RUNDELL, BRIDGE & RUNDELL
Goldsmiths and jewelers Philip Rundell and John Bridge formed the first element of what would become a most prolific partnership in 1785. In 1797 the firm of Rundell and Bridge received the royal patronage of King George III, a sponsorship which they retained through the reign of George IV, until 1830. Philip's cousin, Edmund Rundell, was hired into the firm in 1803. The royal appointment of Rundell, Bridge and Rundell was of supreme significance in and of itself but it also necessitated, by tradition, the patronage of the entire royal family and that of most of the nobility as well. The firm's design studio was brimming with the upper echelon of Royal Academicians namely; John Flaxman, Thomas Stothard and J.B. Papworth. They produced monumental sculptural works in gold, silver, silver plate, silver-gilt and ormolu. Another example of an ormolu object made by the firm is a Regency centerpiece, also with winged sphinx supports, sold Christie's, New York, 12 October 1996, lot 128, as well as lot 554 in this sale.
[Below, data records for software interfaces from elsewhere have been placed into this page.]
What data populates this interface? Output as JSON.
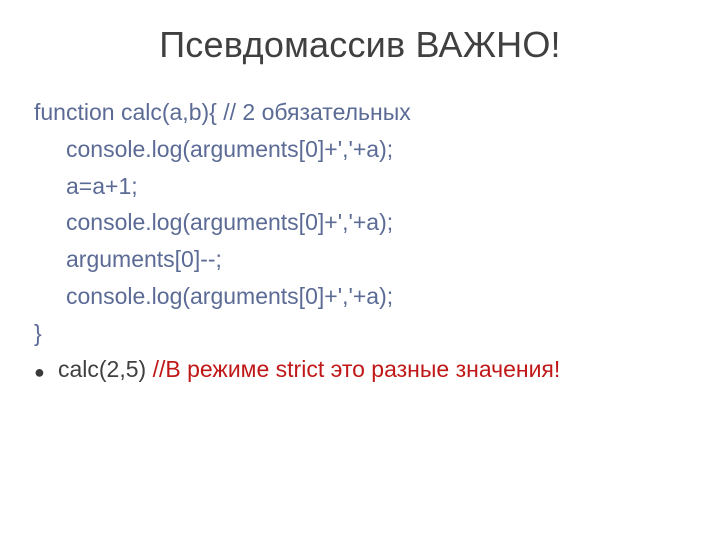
{
  "title": "Псевдомассив ВАЖНО!",
  "code": {
    "l0": "function calc(a,b){ // 2 обязательных",
    "l1": "console.log(arguments[0]+','+a);",
    "l2": "a=a+1;",
    "l3": "console.log(arguments[0]+','+a);",
    "l4": "arguments[0]--;",
    "l5": "console.log(arguments[0]+','+a);",
    "l6": "}"
  },
  "bullet": {
    "call": "calc(2,5) ",
    "comment": "//В режиме strict это разные значения!"
  }
}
One should consider the possibility that the French artist Jean-Jacques Boileau was involved in the design of these candelabra. he is known to have been asociated with Rundells in 1803, and moreover a group of Egyptianising ormolu wine coolers by Rundells is closely based on a design by Boileau in the Victoria and Albert Museum, London (M. Snodin, 'J.J. Boileau, A Forgotten Designer of Silver', Connoisseur, June 1978, pp. 129 - 31). A wine cooler of this group was sold, Christie's, New York, 17 October 2003, lot 301.